We all have more data than we can use. How can we help our companies find the right data, make it widely available, and get value from it?

Manas Saksena: Developing Smarter Appliances with AI


The appliance industry is evolving to deliver more meaningful experiences to the consumer. This is especially true in our Kitchens where consumers are looking for the products to help them with great cooking experiences. The industry is responding by experimenting with using embedded computer vision and AI techniques to provide delightful experiences to consumers. This talk will present the journey that Whirlpool, a leading appliance manufacturer, has embarked on and the progress they have made on this journey. 

2:30 PM - 2:45 PM  Short Break

2:45 PM - 3:30 PM | Session Talk

Matt Jansen: "No" is the Beginning with AI Projects and Weird Ideas


Do you know why you come to work every day, or why your team exists? At the beginning of this story I didn't. Answering those questions led to an activation for myself and my team, and at this West Michigan foodservice distributor, we started a journey with aspirations to transform how customers, employees and suppliers interact with us digitally. We named our new digital assistant Gordon Now™ ( and it started small. Now we're scaling and frequently surprised at the regularity customers engage with Gordon Now and the level of sophistication in those conversations.

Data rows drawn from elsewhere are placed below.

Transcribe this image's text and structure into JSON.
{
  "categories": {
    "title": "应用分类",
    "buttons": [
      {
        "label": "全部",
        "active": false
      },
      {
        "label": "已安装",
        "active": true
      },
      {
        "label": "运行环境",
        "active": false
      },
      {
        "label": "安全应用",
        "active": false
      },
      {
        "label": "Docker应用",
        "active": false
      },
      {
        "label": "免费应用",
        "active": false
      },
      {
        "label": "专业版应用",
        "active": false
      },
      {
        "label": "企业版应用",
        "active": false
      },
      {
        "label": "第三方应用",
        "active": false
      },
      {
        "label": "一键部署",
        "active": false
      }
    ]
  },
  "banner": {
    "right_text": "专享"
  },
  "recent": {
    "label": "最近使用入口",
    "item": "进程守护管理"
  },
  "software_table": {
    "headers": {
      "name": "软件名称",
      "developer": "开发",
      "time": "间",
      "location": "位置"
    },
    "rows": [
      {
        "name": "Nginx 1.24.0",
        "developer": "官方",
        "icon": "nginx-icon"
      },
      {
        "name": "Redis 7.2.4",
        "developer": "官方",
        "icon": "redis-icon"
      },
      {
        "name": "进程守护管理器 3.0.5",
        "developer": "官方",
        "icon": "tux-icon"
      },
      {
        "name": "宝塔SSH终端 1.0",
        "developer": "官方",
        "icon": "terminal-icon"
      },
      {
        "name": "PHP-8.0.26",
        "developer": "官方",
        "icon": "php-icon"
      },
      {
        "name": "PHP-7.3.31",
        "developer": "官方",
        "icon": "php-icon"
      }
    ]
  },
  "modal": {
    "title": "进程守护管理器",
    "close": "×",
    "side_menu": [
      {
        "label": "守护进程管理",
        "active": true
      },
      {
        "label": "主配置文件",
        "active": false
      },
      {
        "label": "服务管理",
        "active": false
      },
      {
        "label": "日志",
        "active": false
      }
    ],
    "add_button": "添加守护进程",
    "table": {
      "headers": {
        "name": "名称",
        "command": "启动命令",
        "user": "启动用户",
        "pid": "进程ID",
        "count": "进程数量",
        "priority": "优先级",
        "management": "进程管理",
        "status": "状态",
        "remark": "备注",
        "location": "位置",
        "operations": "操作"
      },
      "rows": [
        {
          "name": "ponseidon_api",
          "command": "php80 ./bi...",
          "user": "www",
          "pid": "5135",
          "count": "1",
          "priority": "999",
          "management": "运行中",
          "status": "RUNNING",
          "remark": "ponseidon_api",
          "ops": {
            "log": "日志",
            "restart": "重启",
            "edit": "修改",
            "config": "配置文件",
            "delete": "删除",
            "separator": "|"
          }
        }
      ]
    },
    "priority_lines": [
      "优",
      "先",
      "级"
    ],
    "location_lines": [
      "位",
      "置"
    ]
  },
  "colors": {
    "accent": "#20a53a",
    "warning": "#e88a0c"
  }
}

Artificial Intelligence can bring joy to everyday life, or alienate users making them feel unimportant. Here's our take on what's working and not, with examples from our ongoing Gordon Now project.

Gary Coburn & Vasu Gupta: Enterprise journey to ML through the Google lens


In this session you’ll learn from local Google Cloud subject matter experts exactly how other organizations have adopted machine learning to improve or differentiate their business. Using some of the key uses cases you’ll get some examples of where to start and any gotchas that others have faced. Bring your ideas and you can leave with ways to make them a reality.

3:30 PM - 4:00 PM  Afternoon Ice Cream Break

Come and get it! Love's Ice Cream 

4:00 PM - 4:45 PM | Featured Speaker

Ryan Johnson: Optimize Performance: Start Your Algorithm Development with the Sensing System


In our data-driven world, sensor and algorithm performance are rapidly increasing and development tools are making it easier to develop detection systems. Even with these advancements, optimizing detection systems can be difficult. To optimize performance, it’s important to understand the sensing system’s signal quality and how it drives algorithm requirements and capabilities. Whether performance improvement involves tuning sensor parameters or adding capability to the algorithm, it is the designer’s responsibility to navigate these relationships and trade-offs.

Using a camera-based detection system as an example, this presentation describes a design approach that allows the designer to iteratively identify the optimal balance between sensor capability and algorithm capability. Viewers will gain an understanding of several high-impact noise sources, methods for evaluation and ways to determine requirements driven by the detection algorithm. Viewers will also learn how datasets enable evaluation of non-obvious noise sources and system performance.

4:50 PM | Wrap up and Closing Discussion

Danielle Cimek


5:00 PM Let's get the party started! 

Post Conference Mixer

Grand Rapids Public Museum. 

The Grand Rapids Public Museum is a very short walk from the Eberhard Center.  There will be food and beverages. Most importantly, interesting people and conversations.